This exhibition will provide interactive experiences in which visitors can see and touch a large number of robots, appealing to a broad audience. Through our relationship with robots, this exhibition looks at how human “bodies,” “minds,” and “lives” are changing, asking the question “What is it to be human?” and thinking of what the future will be for humans and robots.
The highlight of this exhibition is the wide range of different robots that have been gathered together in one place. The exhibition includes WABOT-1, the world’s first humanoid robot; JINKI type Zero ver.1.2, general-purpose humanoid heavy machinery that is over four meters tall; OriHime, an avatar robot enabling social participation from anywhere via remote control; and digital clones simulated based on data such as audio samples and pictures of real people. A variety of robots are on display, from robots which formed the foundation for robotics research in Japan to the latest robots, being revealed to the public for the first time. In the second half of the exhibition, interactive experiences will prompt visitors to think about how the nature of being human is changing along with robots, and what the future will be like.
Over a hundred years have passed since the word “robot” was created. As robotics technology continues to develop and expand, robots have become critical to us as humans, and the definition, concept, and shape of robots continue to change. The relationship between robots and humans may have become more complicated. But this could be an opportunity to reflect on what it means to be human.
Zone 1: What Is a robot?
From the Birth of Robots to the Present Day
When were robots first created? How have they developed and expanded from the past up until the present? While looking at a timeline taking up an entire wall, visitors will experience history as they weave their way through robots representing different time periods, including WABOT-1 (from April), AIBO, and ASIMO. Works of science fiction which influenced the research and development of robots will also be introduced, including novels, animation, and games.
Zone 2: What are you? What is it to be human?
Zone 2-1: What is “Body”?
Many robots and various technologies have been created which expand our potential activities as humans. The relationship between robot and human “bodies” has reached a point where the two are inextricably intertwined. Where does the robot stop and the human begin? What is the “body” of a human? Experience for yourself by controlling and wearing robots.

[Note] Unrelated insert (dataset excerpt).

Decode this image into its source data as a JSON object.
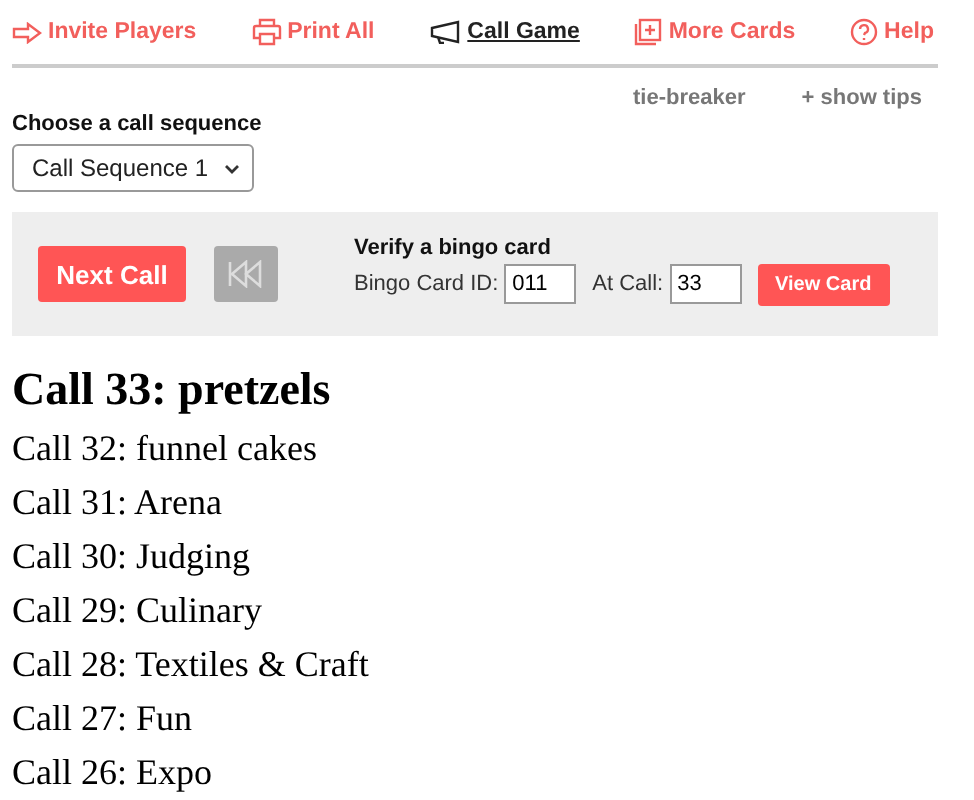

Zone 2-2: What is “Mind”?
The human mind is influenced by a variety of emotions. Many diverse robots have been created to touch humans’ mind. From cute robots and robots you want to help, to androids with a strange sense of presence, let us take hints from the feelings you develop for various robots and your own changing emotions in order to think about what the human “mind” is.
Zone 2-3: What is “Life”?
Robots have become involved in the nature of human “life” in various ways. At some point, people may become able to replace their body with a robot one, or simulate their mind as a robot. If that comes to pass, will humans have achieved immortality? Let us stop and think about how humans live, and what human “life” is.
Zone 3: You and robots: What does the future hold?
The exhibition so far has introduced the history of robots, and robots which are involved in human “bodies,” “minds," and "lives." What kind of future will we build together with these robots? Through visions for the future from people active in a variety of fields, and interactive installations, we will think about the future of humans and robots.
- Special Exhibition: You and Robots ― What is it to be Human?
- Friday, March 18 to Wednesday, August 31, 2022
- Opening hours
- 10:00-17:00 *Last admission 30min. before closing time.
- Special Exhibition Zone 1F, Miraikan
- Admission fee
Adults (19 and older): 2,100 yen (1,900 yen)
Children (Elementary school students to 18) 1,400 yen (1,200 yen)
Preschool Children (3 or older, not yet elementary school student) 900 yen (700 yen)
* Fees in parentheses ( ) are for groups of 8 or more
*Permanent exhibitions are included in admission
*The Dome Theater costs extra (reservations required)
*Admission is free for children under 3 years old
*Admission is free for holders of a disability certificate, and for one companion
*Numbered tickets may be handed out to prevent crowding in the venue, or limitations placed on entry
*The period the exhibition is held and other details may change
*The content of the exhibition may change without notice
*For the latest information, please check the official website listed below
- Miraikan, The Asahi Shimbun, TV Asahi Corporation